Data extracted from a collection
§ §

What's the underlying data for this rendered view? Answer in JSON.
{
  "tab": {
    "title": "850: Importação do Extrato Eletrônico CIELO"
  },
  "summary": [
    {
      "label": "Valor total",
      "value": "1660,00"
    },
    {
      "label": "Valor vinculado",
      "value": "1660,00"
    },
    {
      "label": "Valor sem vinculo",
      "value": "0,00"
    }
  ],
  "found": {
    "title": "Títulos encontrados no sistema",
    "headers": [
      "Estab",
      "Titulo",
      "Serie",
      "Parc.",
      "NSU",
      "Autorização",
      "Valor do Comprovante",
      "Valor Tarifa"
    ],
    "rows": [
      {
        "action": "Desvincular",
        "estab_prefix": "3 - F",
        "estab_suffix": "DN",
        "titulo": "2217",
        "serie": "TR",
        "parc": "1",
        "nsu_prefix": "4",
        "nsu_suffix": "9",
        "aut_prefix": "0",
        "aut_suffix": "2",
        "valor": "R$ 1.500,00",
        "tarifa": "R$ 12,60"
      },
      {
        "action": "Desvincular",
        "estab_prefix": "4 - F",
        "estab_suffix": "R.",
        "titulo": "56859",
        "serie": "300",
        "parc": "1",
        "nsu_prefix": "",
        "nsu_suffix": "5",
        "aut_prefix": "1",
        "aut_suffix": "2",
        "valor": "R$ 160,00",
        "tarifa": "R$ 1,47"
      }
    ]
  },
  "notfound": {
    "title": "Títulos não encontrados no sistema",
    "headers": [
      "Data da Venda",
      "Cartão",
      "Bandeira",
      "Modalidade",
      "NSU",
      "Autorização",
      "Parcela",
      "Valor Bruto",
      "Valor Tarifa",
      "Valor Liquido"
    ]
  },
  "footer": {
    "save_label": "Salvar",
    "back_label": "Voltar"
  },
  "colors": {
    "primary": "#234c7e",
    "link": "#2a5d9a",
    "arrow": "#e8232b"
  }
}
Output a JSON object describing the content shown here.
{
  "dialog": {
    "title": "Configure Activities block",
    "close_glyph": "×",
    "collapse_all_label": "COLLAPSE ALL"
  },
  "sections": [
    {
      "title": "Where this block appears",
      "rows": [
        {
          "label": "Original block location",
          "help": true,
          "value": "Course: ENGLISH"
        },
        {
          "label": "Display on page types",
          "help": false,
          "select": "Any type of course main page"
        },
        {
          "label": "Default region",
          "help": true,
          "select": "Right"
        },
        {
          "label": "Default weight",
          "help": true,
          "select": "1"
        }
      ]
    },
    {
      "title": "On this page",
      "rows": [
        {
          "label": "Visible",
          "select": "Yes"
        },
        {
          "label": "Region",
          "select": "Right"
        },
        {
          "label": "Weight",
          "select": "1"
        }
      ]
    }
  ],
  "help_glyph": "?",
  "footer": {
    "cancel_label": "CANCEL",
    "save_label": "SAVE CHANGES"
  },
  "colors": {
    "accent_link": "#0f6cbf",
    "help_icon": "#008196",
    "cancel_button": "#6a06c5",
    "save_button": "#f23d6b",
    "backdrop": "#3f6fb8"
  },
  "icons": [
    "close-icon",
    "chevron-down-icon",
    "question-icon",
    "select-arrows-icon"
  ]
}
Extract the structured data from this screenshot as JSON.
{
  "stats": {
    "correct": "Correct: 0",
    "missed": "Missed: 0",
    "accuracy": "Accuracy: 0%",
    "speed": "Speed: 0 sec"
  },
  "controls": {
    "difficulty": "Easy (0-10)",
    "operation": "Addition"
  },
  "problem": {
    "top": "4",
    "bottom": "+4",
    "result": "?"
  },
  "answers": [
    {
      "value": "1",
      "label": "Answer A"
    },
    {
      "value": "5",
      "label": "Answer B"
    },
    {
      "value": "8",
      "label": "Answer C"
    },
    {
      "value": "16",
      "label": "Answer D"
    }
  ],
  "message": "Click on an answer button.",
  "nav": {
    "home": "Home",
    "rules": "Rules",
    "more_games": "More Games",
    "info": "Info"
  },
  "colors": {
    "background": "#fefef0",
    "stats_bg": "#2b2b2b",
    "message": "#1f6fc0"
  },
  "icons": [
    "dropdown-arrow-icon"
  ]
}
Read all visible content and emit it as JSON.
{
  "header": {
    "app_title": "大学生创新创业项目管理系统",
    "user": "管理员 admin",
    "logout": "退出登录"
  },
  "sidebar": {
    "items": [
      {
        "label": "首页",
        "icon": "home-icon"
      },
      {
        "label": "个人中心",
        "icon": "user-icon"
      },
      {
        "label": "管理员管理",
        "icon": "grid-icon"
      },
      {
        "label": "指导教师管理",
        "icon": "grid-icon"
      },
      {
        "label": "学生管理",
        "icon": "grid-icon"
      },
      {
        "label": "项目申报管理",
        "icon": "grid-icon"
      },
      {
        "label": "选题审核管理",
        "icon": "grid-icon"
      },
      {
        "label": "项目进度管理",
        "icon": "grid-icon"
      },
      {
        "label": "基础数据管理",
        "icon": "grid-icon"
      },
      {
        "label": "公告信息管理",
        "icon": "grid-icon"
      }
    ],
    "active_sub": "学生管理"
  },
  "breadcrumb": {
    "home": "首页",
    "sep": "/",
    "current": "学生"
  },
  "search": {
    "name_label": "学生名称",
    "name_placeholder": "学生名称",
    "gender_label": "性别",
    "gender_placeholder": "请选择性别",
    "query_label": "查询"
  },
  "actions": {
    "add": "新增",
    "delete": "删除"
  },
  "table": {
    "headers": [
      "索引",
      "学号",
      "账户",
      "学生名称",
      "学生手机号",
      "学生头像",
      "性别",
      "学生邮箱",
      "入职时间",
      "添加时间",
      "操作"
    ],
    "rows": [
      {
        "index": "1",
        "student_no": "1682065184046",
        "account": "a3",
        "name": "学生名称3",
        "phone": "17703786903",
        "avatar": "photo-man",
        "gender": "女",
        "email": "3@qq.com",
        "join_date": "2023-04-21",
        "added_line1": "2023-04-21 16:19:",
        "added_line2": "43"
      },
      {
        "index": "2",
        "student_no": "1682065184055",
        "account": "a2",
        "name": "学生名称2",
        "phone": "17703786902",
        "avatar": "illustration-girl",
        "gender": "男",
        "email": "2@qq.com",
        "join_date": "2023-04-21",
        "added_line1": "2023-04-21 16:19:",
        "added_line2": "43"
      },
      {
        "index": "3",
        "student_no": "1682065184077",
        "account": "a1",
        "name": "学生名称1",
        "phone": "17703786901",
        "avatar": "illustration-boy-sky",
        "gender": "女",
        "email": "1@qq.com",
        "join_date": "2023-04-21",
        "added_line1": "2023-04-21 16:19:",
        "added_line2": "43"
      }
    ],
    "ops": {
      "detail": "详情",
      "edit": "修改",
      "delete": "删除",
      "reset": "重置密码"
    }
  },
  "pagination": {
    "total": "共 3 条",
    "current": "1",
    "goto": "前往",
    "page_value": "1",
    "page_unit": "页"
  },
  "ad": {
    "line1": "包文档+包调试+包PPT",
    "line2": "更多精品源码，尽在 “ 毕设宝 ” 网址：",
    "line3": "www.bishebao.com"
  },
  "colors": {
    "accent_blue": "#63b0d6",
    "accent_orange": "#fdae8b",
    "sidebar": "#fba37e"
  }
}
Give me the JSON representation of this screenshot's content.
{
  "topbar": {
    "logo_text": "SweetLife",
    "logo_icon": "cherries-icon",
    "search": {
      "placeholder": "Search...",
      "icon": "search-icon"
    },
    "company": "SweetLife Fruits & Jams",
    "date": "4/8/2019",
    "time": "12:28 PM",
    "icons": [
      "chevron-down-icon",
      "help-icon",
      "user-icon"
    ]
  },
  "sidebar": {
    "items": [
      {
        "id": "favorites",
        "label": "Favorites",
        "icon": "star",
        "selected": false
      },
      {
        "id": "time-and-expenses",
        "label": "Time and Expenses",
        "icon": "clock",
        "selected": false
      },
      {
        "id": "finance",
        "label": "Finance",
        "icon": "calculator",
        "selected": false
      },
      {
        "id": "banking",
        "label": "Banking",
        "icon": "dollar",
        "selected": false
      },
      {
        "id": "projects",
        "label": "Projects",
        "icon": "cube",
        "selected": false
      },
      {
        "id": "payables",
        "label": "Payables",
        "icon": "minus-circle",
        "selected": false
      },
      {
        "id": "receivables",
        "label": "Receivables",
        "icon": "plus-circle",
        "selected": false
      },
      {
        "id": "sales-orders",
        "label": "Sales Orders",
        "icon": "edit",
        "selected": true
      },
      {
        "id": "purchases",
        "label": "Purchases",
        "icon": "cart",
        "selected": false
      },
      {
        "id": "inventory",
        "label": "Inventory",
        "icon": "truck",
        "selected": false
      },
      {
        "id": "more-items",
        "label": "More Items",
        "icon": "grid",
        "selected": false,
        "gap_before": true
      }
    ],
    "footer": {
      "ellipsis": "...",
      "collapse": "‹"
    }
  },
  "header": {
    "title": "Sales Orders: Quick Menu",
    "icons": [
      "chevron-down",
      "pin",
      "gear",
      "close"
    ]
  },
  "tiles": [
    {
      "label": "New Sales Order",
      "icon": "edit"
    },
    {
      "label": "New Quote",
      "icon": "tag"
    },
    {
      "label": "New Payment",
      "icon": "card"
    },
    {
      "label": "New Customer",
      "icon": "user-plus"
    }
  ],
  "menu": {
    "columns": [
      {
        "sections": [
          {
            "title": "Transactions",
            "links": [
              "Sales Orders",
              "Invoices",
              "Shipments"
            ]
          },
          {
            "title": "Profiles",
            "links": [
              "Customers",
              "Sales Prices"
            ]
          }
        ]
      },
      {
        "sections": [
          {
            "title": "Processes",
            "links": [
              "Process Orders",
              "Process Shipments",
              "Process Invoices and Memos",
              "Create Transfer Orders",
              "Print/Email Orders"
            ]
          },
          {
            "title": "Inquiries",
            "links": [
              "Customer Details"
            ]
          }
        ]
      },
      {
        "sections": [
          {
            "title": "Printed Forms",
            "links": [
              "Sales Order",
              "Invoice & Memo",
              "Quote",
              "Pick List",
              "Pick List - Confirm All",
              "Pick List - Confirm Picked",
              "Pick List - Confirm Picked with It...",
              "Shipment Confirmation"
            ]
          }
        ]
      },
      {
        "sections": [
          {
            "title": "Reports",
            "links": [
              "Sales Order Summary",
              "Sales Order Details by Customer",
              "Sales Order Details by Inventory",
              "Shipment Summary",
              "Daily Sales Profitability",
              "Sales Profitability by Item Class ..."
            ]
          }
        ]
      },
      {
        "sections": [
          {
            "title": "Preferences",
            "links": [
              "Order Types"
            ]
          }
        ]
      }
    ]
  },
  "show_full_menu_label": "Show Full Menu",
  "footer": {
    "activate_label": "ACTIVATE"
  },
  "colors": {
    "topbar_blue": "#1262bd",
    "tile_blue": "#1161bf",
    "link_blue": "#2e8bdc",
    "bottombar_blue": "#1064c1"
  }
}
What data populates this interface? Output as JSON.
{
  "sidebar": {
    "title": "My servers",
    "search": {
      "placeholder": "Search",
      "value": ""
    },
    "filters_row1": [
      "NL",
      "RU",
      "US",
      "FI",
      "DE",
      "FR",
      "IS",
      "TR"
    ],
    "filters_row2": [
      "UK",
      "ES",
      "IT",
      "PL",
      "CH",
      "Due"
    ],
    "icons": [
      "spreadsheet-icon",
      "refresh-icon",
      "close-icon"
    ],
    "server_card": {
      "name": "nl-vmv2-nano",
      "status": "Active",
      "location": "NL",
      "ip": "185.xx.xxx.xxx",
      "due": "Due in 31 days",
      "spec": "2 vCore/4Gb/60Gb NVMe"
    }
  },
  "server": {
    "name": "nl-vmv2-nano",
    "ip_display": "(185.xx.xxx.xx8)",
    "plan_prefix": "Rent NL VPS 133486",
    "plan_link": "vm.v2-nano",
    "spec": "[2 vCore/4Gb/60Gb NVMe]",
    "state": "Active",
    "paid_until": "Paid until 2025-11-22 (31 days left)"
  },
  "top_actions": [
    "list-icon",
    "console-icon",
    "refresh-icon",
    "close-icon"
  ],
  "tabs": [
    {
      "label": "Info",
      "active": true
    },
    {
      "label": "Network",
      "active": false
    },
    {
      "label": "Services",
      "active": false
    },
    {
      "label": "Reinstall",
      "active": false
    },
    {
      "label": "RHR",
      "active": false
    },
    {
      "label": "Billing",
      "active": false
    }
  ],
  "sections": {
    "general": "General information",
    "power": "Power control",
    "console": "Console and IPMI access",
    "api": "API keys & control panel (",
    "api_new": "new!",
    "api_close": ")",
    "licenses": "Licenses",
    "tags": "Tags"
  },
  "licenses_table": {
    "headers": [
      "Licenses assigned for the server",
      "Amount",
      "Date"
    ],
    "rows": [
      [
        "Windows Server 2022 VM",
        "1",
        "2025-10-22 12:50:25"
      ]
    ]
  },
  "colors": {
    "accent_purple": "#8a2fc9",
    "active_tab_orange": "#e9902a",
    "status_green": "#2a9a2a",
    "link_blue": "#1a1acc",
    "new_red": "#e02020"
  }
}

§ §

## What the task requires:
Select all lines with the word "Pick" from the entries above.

## Task response:
              "Pick List",
              "Pick List - Confirm All",
              "Pick List - Confirm Picked",
              "Pick List - Confirm Picked with It...",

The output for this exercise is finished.